▶ [Work instruction]
Go through the entries and copy every line that has the string "time" in it.

▶ [Records for processing]
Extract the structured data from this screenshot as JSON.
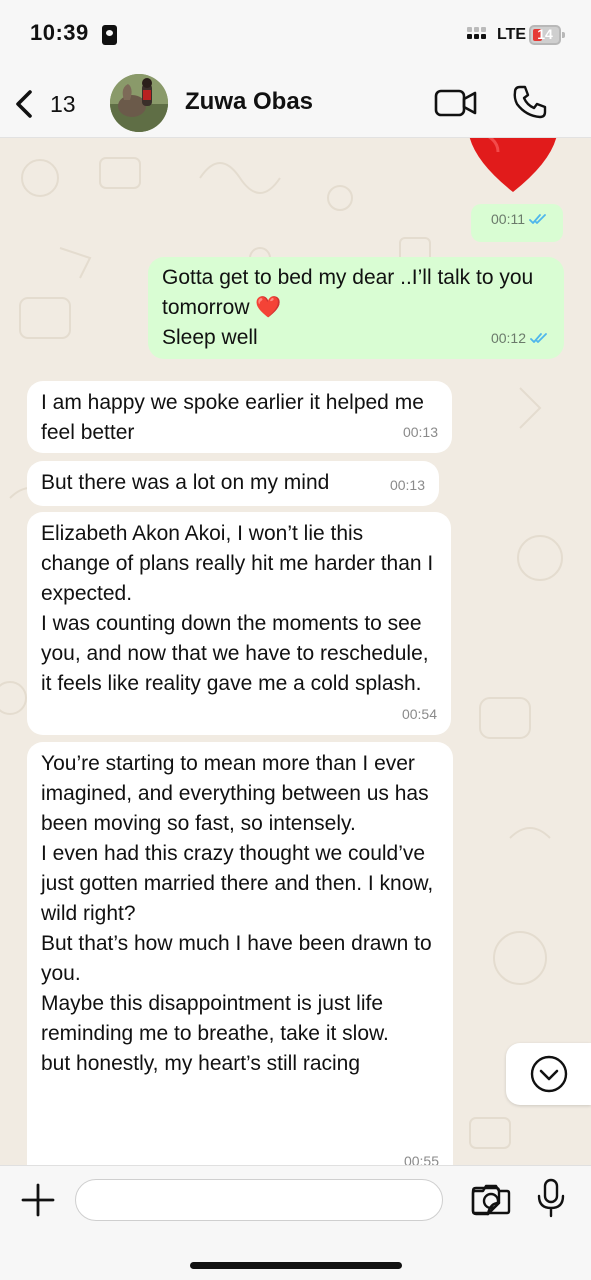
{
  "status_bar": {
    "time": "10:39",
    "network": "LTE",
    "battery_level": "14",
    "battery_color": "#e53935"
  },
  "header": {
    "back_count": "13",
    "contact_name": "Zuwa Obas",
    "icons": [
      "back-chevron-icon",
      "video-camera-icon",
      "phone-icon"
    ]
  },
  "messages": [
    {
      "direction": "out",
      "text": "❤️",
      "time": "00:11",
      "read": true
    },
    {
      "direction": "out",
      "text": "Gotta get to bed my dear ..I’ll talk to you tomorrow ❤️\nSleep well",
      "time": "00:12",
      "read": true
    },
    {
      "direction": "in",
      "text": "I am happy we spoke earlier it helped me feel better",
      "time": "00:13"
    },
    {
      "direction": "in",
      "text": "But there was a lot on my mind",
      "time": "00:13"
    },
    {
      "direction": "in",
      "text": "Elizabeth Akon Akoi, I won’t lie this change of plans really hit me harder than I expected.\nI was counting down the moments to see you, and now that we have to reschedule, it feels like reality gave me a cold splash.",
      "time": "00:54"
    },
    {
      "direction": "in",
      "text": "You’re starting to mean more than I ever imagined, and everything between us has been moving so fast, so intensely.\nI even had this crazy thought we could’ve just gotten married there and then. I know, wild right?\nBut that’s how much I have been drawn to you.\nMaybe this disappointment is just life reminding me to breathe, take it slow.\nbut honestly, my heart’s still racing",
      "time": "00:55"
    }
  ],
  "input": {
    "placeholder": "",
    "value": ""
  },
  "colors": {
    "outgoing_bubble": "#d9fdd3",
    "incoming_bubble": "#ffffff",
    "read_ticks": "#4fb6ec",
    "wallpaper": "#f1ebe2"
  }
}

▶ [Output below]
    "time": "10:39",
      "time": "00:11",
      "time": "00:12",
      "time": "00:13"
      "time": "00:13"
      "time": "00:54"
      "time": "00:55"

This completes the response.